• _TASK DESCRIPTION_
Print every record below exactly as written.

• _RECORDS FOR THE TASK_
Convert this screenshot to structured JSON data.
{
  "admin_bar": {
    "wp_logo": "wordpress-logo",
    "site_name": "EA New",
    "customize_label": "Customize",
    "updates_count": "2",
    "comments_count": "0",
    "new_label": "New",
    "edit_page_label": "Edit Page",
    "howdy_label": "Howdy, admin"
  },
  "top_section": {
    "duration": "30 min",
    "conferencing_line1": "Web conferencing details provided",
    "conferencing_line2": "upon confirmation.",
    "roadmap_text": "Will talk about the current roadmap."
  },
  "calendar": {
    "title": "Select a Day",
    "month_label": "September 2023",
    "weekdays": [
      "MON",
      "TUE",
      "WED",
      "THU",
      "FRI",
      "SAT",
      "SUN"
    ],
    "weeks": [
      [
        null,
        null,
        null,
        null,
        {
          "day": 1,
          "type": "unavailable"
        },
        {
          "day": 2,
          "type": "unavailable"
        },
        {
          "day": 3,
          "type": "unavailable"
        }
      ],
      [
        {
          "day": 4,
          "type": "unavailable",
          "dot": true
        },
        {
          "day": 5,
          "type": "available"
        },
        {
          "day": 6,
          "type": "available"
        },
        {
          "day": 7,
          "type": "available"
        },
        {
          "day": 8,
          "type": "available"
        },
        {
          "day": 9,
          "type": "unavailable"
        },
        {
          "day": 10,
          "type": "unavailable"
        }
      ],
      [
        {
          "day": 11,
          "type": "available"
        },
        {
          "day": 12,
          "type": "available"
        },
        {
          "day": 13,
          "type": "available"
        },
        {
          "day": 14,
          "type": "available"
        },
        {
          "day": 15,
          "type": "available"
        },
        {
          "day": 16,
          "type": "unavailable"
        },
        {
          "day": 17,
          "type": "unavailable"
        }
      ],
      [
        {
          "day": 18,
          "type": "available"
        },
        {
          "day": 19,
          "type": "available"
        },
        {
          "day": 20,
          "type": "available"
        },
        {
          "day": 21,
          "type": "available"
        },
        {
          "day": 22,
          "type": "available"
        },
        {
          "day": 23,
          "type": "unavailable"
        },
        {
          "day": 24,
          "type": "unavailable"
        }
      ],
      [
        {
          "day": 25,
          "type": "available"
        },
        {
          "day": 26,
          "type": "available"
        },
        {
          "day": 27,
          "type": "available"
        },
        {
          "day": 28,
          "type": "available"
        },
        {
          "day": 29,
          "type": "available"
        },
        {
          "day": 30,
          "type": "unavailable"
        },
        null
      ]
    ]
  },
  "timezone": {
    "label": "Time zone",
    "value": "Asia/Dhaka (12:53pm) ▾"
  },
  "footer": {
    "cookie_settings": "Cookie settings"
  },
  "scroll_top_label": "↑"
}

• _SOLUTION_
Convert this screenshot to structured JSON data.
{
  "admin_bar": {
    "wp_logo": "wordpress-logo",
    "site_name": "EA New",
    "customize_label": "Customize",
    "updates_count": "2",
    "comments_count": "0",
    "new_label": "New",
    "edit_page_label": "Edit Page",
    "howdy_label": "Howdy, admin"
  },
  "top_section": {
    "duration": "30 min",
    "conferencing_line1": "Web conferencing details provided",
    "conferencing_line2": "upon confirmation.",
    "roadmap_text": "Will talk about the current roadmap."
  },
  "calendar": {
    "title": "Select a Day",
    "month_label": "September 2023",
    "weekdays": [
      "MON",
      "TUE",
      "WED",
      "THU",
      "FRI",
      "SAT",
      "SUN"
    ],
    "weeks": [
      [
        null,
        null,
        null,
        null,
        {
          "day": 1,
          "type": "unavailable"
        },
        {
          "day": 2,
          "type": "unavailable"
        },
        {
          "day": 3,
          "type": "unavailable"
        }
      ],
      [
        {
          "day": 4,
          "type": "unavailable",
          "dot": true
        },
        {
          "day": 5,
          "type": "available"
        },
        {
          "day": 6,
          "type": "available"
        },
        {
          "day": 7,
          "type": "available"
        },
        {
          "day": 8,
          "type": "available"
        },
        {
          "day": 9,
          "type": "unavailable"
        },
        {
          "day": 10,
          "type": "unavailable"
        }
      ],
      [
        {
          "day": 11,
          "type": "available"
        },
        {
          "day": 12,
          "type": "available"
        },
        {
          "day": 13,
          "type": "available"
        },
        {
          "day": 14,
          "type": "available"
        },
        {
          "day": 15,
          "type": "available"
        },
        {
          "day": 16,
          "type": "unavailable"
        },
        {
          "day": 17,
          "type": "unavailable"
        }
      ],
      [
        {
          "day": 18,
          "type": "available"
        },
        {
          "day": 19,
          "type": "available"
        },
        {
          "day": 20,
          "type": "available"
        },
        {
          "day": 21,
          "type": "available"
        },
        {
          "day": 22,
          "type": "available"
        },
        {
          "day": 23,
          "type": "unavailable"
        },
        {
          "day": 24,
          "type": "unavailable"
        }
      ],
      [
        {
          "day": 25,
          "type": "available"
        },
        {
          "day": 26,
          "type": "available"
        },
        {
          "day": 27,
          "type": "available"
        },
        {
          "day": 28,
          "type": "available"
        },
        {
          "day": 29,
          "type": "available"
        },
        {
          "day": 30,
          "type": "unavailable"
        },
        null
      ]
    ]
  },
  "timezone": {
    "label": "Time zone",
    "value": "Asia/Dhaka (12:53pm) ▾"
  },
  "footer": {
    "cookie_settings": "Cookie settings"
  },
  "scroll_top_label": "↑"
}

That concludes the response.